Directions:
Print the full listing once more, exactly as given.

Input material:
>>>
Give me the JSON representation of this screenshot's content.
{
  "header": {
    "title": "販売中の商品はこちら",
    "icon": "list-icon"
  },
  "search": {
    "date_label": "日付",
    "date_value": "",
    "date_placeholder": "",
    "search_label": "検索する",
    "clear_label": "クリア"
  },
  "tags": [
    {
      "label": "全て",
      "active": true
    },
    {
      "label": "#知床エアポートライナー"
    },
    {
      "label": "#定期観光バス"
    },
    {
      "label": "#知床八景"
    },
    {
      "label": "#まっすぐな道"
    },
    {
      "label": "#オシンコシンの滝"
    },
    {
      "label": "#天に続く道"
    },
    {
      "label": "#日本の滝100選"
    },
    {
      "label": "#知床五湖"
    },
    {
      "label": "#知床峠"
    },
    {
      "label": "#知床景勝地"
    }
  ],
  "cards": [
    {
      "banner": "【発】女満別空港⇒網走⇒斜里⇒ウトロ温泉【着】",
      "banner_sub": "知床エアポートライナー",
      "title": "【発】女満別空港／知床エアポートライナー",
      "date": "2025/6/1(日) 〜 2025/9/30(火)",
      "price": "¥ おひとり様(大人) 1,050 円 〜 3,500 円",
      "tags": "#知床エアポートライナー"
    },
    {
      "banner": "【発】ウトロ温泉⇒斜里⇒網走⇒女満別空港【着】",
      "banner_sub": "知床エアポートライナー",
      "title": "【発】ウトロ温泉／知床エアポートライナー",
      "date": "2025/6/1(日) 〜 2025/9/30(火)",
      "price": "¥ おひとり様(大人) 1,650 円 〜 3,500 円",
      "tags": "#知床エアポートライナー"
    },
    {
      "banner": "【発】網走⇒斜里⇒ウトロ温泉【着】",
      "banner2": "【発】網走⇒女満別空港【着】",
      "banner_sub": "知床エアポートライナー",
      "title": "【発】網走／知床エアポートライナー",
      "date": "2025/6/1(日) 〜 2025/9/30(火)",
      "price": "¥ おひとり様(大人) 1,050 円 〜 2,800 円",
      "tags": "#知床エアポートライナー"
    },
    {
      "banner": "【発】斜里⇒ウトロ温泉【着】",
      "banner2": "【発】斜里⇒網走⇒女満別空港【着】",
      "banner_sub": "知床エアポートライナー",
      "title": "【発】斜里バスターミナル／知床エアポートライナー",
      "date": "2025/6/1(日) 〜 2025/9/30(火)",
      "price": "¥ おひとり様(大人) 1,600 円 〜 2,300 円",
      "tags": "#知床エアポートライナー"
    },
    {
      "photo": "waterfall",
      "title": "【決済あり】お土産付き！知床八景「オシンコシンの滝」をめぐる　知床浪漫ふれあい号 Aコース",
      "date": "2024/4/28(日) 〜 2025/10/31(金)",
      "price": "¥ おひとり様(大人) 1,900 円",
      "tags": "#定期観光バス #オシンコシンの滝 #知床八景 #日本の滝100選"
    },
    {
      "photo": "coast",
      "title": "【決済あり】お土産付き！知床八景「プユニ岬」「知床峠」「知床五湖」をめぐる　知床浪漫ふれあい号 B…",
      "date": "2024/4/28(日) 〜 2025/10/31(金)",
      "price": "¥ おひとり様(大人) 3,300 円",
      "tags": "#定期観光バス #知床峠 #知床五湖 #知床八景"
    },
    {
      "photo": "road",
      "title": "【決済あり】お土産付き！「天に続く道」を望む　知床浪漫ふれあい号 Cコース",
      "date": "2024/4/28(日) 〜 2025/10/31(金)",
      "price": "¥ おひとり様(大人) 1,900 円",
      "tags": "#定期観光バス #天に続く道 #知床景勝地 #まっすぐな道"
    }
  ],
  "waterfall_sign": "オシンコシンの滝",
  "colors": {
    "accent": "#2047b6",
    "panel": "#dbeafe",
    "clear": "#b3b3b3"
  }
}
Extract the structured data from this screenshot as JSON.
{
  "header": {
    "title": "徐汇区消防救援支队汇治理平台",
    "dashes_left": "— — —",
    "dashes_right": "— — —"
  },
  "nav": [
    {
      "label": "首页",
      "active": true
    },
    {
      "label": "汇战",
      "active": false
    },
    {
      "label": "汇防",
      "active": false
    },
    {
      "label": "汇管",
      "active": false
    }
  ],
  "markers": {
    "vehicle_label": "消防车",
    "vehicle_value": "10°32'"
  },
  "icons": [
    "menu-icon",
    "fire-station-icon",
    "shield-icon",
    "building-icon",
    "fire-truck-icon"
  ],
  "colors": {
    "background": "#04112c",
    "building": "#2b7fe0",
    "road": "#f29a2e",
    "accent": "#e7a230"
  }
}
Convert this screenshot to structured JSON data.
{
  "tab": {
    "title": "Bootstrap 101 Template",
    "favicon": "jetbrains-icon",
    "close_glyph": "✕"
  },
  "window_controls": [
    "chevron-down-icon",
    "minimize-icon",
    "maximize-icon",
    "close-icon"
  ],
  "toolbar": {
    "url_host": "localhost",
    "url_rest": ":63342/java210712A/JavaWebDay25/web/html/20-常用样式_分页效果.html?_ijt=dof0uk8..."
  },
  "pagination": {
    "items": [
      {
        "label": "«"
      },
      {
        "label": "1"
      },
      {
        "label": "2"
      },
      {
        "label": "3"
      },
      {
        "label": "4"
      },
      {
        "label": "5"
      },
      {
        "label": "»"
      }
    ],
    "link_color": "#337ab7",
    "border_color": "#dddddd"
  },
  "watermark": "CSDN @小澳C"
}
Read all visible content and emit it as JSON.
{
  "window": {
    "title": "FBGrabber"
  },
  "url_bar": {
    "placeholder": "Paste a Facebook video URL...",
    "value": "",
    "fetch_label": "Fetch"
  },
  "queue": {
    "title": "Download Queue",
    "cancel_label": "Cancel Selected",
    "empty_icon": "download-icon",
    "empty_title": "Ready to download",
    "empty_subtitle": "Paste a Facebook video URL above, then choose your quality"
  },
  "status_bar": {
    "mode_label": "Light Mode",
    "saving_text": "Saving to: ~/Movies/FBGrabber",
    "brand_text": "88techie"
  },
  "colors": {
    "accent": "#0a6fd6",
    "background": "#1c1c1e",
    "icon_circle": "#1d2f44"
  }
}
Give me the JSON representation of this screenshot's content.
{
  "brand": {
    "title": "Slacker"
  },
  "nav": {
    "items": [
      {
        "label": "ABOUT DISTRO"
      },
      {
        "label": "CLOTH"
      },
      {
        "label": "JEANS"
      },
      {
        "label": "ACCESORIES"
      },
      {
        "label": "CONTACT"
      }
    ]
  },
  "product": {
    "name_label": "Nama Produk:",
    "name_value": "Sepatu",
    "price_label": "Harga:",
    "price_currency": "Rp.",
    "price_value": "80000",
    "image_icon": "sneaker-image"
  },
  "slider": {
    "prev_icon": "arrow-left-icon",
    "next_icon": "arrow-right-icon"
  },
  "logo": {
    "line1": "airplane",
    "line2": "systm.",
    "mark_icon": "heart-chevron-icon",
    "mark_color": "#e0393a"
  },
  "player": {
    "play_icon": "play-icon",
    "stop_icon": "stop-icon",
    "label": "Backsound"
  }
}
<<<
Your solution:
Give me the JSON representation of this screenshot's content.
{
  "header": {
    "title": "販売中の商品はこちら",
    "icon": "list-icon"
  },
  "search": {
    "date_label": "日付",
    "date_value": "",
    "date_placeholder": "",
    "search_label": "検索する",
    "clear_label": "クリア"
  },
  "tags": [
    {
      "label": "全て",
      "active": true
    },
    {
      "label": "#知床エアポートライナー"
    },
    {
      "label": "#定期観光バス"
    },
    {
      "label": "#知床八景"
    },
    {
      "label": "#まっすぐな道"
    },
    {
      "label": "#オシンコシンの滝"
    },
    {
      "label": "#天に続く道"
    },
    {
      "label": "#日本の滝100選"
    },
    {
      "label": "#知床五湖"
    },
    {
      "label": "#知床峠"
    },
    {
      "label": "#知床景勝地"
    }
  ],
  "cards": [
    {
      "banner": "【発】女満別空港⇒網走⇒斜里⇒ウトロ温泉【着】",
      "banner_sub": "知床エアポートライナー",
      "title": "【発】女満別空港／知床エアポートライナー",
      "date": "2025/6/1(日) 〜 2025/9/30(火)",
      "price": "¥ おひとり様(大人) 1,050 円 〜 3,500 円",
      "tags": "#知床エアポートライナー"
    },
    {
      "banner": "【発】ウトロ温泉⇒斜里⇒網走⇒女満別空港【着】",
      "banner_sub": "知床エアポートライナー",
      "title": "【発】ウトロ温泉／知床エアポートライナー",
      "date": "2025/6/1(日) 〜 2025/9/30(火)",
      "price": "¥ おひとり様(大人) 1,650 円 〜 3,500 円",
      "tags": "#知床エアポートライナー"
    },
    {
      "banner": "【発】網走⇒斜里⇒ウトロ温泉【着】",
      "banner2": "【発】網走⇒女満別空港【着】",
      "banner_sub": "知床エアポートライナー",
      "title": "【発】網走／知床エアポートライナー",
      "date": "2025/6/1(日) 〜 2025/9/30(火)",
      "price": "¥ おひとり様(大人) 1,050 円 〜 2,800 円",
      "tags": "#知床エアポートライナー"
    },
    {
      "banner": "【発】斜里⇒ウトロ温泉【着】",
      "banner2": "【発】斜里⇒網走⇒女満別空港【着】",
      "banner_sub": "知床エアポートライナー",
      "title": "【発】斜里バスターミナル／知床エアポートライナー",
      "date": "2025/6/1(日) 〜 2025/9/30(火)",
      "price": "¥ おひとり様(大人) 1,600 円 〜 2,300 円",
      "tags": "#知床エアポートライナー"
    },
    {
      "photo": "waterfall",
      "title": "【決済あり】お土産付き！知床八景「オシンコシンの滝」をめぐる　知床浪漫ふれあい号 Aコース",
      "date": "2024/4/28(日) 〜 2025/10/31(金)",
      "price": "¥ おひとり様(大人) 1,900 円",
      "tags": "#定期観光バス #オシンコシンの滝 #知床八景 #日本の滝100選"
    },
    {
      "photo": "coast",
      "title": "【決済あり】お土産付き！知床八景「プユニ岬」「知床峠」「知床五湖」をめぐる　知床浪漫ふれあい号 B…",
      "date": "2024/4/28(日) 〜 2025/10/31(金)",
      "price": "¥ おひとり様(大人) 3,300 円",
      "tags": "#定期観光バス #知床峠 #知床五湖 #知床八景"
    },
    {
      "photo": "road",
      "title": "【決済あり】お土産付き！「天に続く道」を望む　知床浪漫ふれあい号 Cコース",
      "date": "2024/4/28(日) 〜 2025/10/31(金)",
      "price": "¥ おひとり様(大人) 1,900 円",
      "tags": "#定期観光バス #天に続く道 #知床景勝地 #まっすぐな道"
    }
  ],
  "waterfall_sign": "オシンコシンの滝",
  "colors": {
    "accent": "#2047b6",
    "panel": "#dbeafe",
    "clear": "#b3b3b3"
  }
}
Extract the structured data from this screenshot as JSON.
{
  "header": {
    "title": "徐汇区消防救援支队汇治理平台",
    "dashes_left": "— — —",
    "dashes_right": "— — —"
  },
  "nav": [
    {
      "label": "首页",
      "active": true
    },
    {
      "label": "汇战",
      "active": false
    },
    {
      "label": "汇防",
      "active": false
    },
    {
      "label": "汇管",
      "active": false
    }
  ],
  "markers": {
    "vehicle_label": "消防车",
    "vehicle_value": "10°32'"
  },
  "icons": [
    "menu-icon",
    "fire-station-icon",
    "shield-icon",
    "building-icon",
    "fire-truck-icon"
  ],
  "colors": {
    "background": "#04112c",
    "building": "#2b7fe0",
    "road": "#f29a2e",
    "accent": "#e7a230"
  }
}
Convert this screenshot to structured JSON data.
{
  "tab": {
    "title": "Bootstrap 101 Template",
    "favicon": "jetbrains-icon",
    "close_glyph": "✕"
  },
  "window_controls": [
    "chevron-down-icon",
    "minimize-icon",
    "maximize-icon",
    "close-icon"
  ],
  "toolbar": {
    "url_host": "localhost",
    "url_rest": ":63342/java210712A/JavaWebDay25/web/html/20-常用样式_分页效果.html?_ijt=dof0uk8..."
  },
  "pagination": {
    "items": [
      {
        "label": "«"
      },
      {
        "label": "1"
      },
      {
        "label": "2"
      },
      {
        "label": "3"
      },
      {
        "label": "4"
      },
      {
        "label": "5"
      },
      {
        "label": "»"
      }
    ],
    "link_color": "#337ab7",
    "border_color": "#dddddd"
  },
  "watermark": "CSDN @小澳C"
}
Read all visible content and emit it as JSON.
{
  "window": {
    "title": "FBGrabber"
  },
  "url_bar": {
    "placeholder": "Paste a Facebook video URL...",
    "value": "",
    "fetch_label": "Fetch"
  },
  "queue": {
    "title": "Download Queue",
    "cancel_label": "Cancel Selected",
    "empty_icon": "download-icon",
    "empty_title": "Ready to download",
    "empty_subtitle": "Paste a Facebook video URL above, then choose your quality"
  },
  "status_bar": {
    "mode_label": "Light Mode",
    "saving_text": "Saving to: ~/Movies/FBGrabber",
    "brand_text": "88techie"
  },
  "colors": {
    "accent": "#0a6fd6",
    "background": "#1c1c1e",
    "icon_circle": "#1d2f44"
  }
}
Give me the JSON representation of this screenshot's content.
{
  "brand": {
    "title": "Slacker"
  },
  "nav": {
    "items": [
      {
        "label": "ABOUT DISTRO"
      },
      {
        "label": "CLOTH"
      },
      {
        "label": "JEANS"
      },
      {
        "label": "ACCESORIES"
      },
      {
        "label": "CONTACT"
      }
    ]
  },
  "product": {
    "name_label": "Nama Produk:",
    "name_value": "Sepatu",
    "price_label": "Harga:",
    "price_currency": "Rp.",
    "price_value": "80000",
    "image_icon": "sneaker-image"
  },
  "slider": {
    "prev_icon": "arrow-left-icon",
    "next_icon": "arrow-right-icon"
  },
  "logo": {
    "line1": "airplane",
    "line2": "systm.",
    "mark_icon": "heart-chevron-icon",
    "mark_color": "#e0393a"
  },
  "player": {
    "play_icon": "play-icon",
    "stop_icon": "stop-icon",
    "label": "Backsound"
  }
}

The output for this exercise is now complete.